__Exercise prompt__. Only the pictures stay out; please return all the entries below exactly as written.

__Provided data__.
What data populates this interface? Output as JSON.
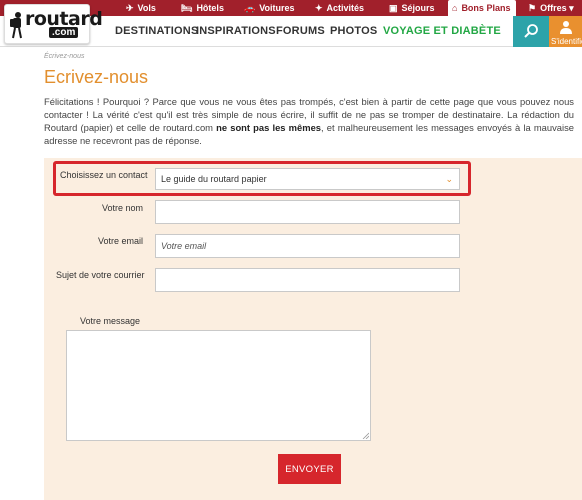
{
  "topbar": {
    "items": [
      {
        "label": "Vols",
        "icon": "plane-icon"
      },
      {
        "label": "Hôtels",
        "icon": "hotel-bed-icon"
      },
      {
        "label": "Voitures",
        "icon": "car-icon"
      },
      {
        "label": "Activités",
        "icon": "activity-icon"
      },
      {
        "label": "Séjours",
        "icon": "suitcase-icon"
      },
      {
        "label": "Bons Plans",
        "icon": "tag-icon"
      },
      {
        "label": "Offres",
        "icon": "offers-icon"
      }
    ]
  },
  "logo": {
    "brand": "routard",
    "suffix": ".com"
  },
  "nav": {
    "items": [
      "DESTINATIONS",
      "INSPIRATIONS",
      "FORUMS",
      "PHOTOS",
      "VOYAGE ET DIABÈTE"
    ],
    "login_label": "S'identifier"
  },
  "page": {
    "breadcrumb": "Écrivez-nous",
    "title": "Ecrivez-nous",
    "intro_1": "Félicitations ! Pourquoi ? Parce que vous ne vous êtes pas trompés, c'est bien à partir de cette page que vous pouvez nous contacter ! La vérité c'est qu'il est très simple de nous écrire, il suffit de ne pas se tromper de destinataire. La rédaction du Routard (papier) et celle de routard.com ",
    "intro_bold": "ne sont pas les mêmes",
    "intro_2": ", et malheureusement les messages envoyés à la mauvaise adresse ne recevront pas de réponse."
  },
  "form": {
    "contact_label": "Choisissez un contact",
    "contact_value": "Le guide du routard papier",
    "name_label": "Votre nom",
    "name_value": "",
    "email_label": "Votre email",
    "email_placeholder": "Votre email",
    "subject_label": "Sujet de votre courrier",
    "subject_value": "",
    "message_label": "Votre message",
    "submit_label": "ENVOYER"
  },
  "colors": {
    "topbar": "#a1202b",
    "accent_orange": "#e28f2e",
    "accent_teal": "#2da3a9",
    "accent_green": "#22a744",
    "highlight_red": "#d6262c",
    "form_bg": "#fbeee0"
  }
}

__Answer section__.
What data populates this interface? Output as JSON.
{
  "topbar": {
    "items": [
      {
        "label": "Vols",
        "icon": "plane-icon"
      },
      {
        "label": "Hôtels",
        "icon": "hotel-bed-icon"
      },
      {
        "label": "Voitures",
        "icon": "car-icon"
      },
      {
        "label": "Activités",
        "icon": "activity-icon"
      },
      {
        "label": "Séjours",
        "icon": "suitcase-icon"
      },
      {
        "label": "Bons Plans",
        "icon": "tag-icon"
      },
      {
        "label": "Offres",
        "icon": "offers-icon"
      }
    ]
  },
  "logo": {
    "brand": "routard",
    "suffix": ".com"
  },
  "nav": {
    "items": [
      "DESTINATIONS",
      "INSPIRATIONS",
      "FORUMS",
      "PHOTOS",
      "VOYAGE ET DIABÈTE"
    ],
    "login_label": "S'identifier"
  },
  "page": {
    "breadcrumb": "Écrivez-nous",
    "title": "Ecrivez-nous",
    "intro_1": "Félicitations ! Pourquoi ? Parce que vous ne vous êtes pas trompés, c'est bien à partir de cette page que vous pouvez nous contacter ! La vérité c'est qu'il est très simple de nous écrire, il suffit de ne pas se tromper de destinataire. La rédaction du Routard (papier) et celle de routard.com ",
    "intro_bold": "ne sont pas les mêmes",
    "intro_2": ", et malheureusement les messages envoyés à la mauvaise adresse ne recevront pas de réponse."
  },
  "form": {
    "contact_label": "Choisissez un contact",
    "contact_value": "Le guide du routard papier",
    "name_label": "Votre nom",
    "name_value": "",
    "email_label": "Votre email",
    "email_placeholder": "Votre email",
    "subject_label": "Sujet de votre courrier",
    "subject_value": "",
    "message_label": "Votre message",
    "submit_label": "ENVOYER"
  },
  "colors": {
    "topbar": "#a1202b",
    "accent_orange": "#e28f2e",
    "accent_teal": "#2da3a9",
    "accent_green": "#22a744",
    "highlight_red": "#d6262c",
    "form_bg": "#fbeee0"
  }
}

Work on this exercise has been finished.